The Evolution of the Lottery

While the lottery seems to be the work of our times, its roots are older than Instagram and the Kardashians. Although casting decisions and determining fates by lot has an ancient record (including several instances in the Bible), state lotteries emerged only in the modern era, after America’s nineteenth century boom waned and governments became increasingly aware of all the money to be made from gambling. At the same time, budget deficits loomed, and balancing state spending without raising taxes or cutting services proved extremely difficult for many states, especially those with generous social safety nets.

The result was that, by the nineteen-sixties, state lotteries grew in popularity and reached a point where the revenue from tickets exceeded the cost of government services. This success was based on a number of factors, including a general sense that there is “money to be made” in the gambling industry and that it is relatively risk-free, compared with other types of investments. It also helped that state lottery revenues are earmarked for specific uses. The earliest state lotteries, for example, were used to build churches and municipal repairs; Harvard, Yale, Princeton, and Dartmouth were all partially funded by lotteries; and Benjamin Franklin used a lottery to raise funds for cannons to fight the Revolutionary War.

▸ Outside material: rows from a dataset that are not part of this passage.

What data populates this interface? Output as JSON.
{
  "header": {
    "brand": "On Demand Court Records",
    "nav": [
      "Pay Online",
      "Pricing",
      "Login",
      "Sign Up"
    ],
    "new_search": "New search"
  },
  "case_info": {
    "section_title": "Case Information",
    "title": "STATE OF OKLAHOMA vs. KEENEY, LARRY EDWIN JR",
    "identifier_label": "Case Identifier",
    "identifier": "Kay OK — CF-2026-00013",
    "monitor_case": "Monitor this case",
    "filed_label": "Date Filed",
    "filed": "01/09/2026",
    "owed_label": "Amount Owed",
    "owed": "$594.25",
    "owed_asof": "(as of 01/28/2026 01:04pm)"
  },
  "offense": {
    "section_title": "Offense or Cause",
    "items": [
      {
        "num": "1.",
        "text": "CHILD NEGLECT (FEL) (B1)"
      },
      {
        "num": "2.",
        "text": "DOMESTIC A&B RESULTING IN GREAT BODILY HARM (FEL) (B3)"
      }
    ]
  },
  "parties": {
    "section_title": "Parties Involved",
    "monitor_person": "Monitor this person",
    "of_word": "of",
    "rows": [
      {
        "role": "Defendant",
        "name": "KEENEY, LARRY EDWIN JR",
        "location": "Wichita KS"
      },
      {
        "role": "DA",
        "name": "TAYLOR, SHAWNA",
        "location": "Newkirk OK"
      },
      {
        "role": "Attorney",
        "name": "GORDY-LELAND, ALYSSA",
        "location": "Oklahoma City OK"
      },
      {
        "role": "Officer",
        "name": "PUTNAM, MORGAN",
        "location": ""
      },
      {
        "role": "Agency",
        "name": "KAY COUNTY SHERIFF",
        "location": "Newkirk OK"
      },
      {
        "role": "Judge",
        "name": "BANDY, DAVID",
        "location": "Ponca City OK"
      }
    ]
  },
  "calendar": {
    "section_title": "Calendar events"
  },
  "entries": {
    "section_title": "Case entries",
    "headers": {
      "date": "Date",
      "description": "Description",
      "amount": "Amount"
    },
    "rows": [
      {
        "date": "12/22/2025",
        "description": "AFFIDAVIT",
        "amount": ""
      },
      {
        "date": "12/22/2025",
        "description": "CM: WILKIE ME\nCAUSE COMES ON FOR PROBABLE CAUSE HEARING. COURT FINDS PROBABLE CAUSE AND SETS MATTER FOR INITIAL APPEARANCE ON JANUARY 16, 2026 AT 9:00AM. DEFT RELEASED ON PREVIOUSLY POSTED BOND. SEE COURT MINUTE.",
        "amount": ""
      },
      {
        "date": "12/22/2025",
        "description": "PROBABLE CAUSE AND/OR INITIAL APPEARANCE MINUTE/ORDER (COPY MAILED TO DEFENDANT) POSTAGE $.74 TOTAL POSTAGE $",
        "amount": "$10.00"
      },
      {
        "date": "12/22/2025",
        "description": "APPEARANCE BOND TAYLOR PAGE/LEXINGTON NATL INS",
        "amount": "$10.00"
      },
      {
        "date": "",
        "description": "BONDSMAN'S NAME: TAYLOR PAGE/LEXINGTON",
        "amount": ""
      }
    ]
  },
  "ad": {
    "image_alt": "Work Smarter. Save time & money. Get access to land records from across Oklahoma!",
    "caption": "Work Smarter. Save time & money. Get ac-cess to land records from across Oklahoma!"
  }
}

But the expansion of state lotteries into new games prompted new issues as well. As the profits from traditional games reached a plateau, the industry turned to new products like scratch-off tickets with lower prize amounts but higher odds of winning. This led to a more aggressive effort to promote the lottery and raised the public’s expectations of what could be won.

As the number of winners grew, jackpots grew larger, too. This trend accelerated when the lottery industry discovered that newsworthy mega-prizes not only drive ticket sales, but they also earn free publicity on websites and television newscasts. This, in turn, enables the prize amounts to increase again and again until the jackpot becomes so huge that it can’t be ignored.

This evolution of the lottery exemplifies a fundamental problem in the way that public policy is created. Decisions about state lotteries are typically made piecemeal and incrementally, with little overall oversight, and the authority for these decisions is divided between and within legislative and executive branches. As a result, few, if any, states have a coherent gambling or lottery policy.

This lack of a coherent policy has led to a host of problems, from compulsive gambling to alleged regressive effects on low-income groups. But perhaps the biggest issue is that, when it comes to the lottery, no one can be sure what they are actually voting for. This is because the lottery is a gamble with people’s hopes and dreams. And, as the example of Denmark Vesey shows, those dreams are often tangled up with the ugliest parts of human history.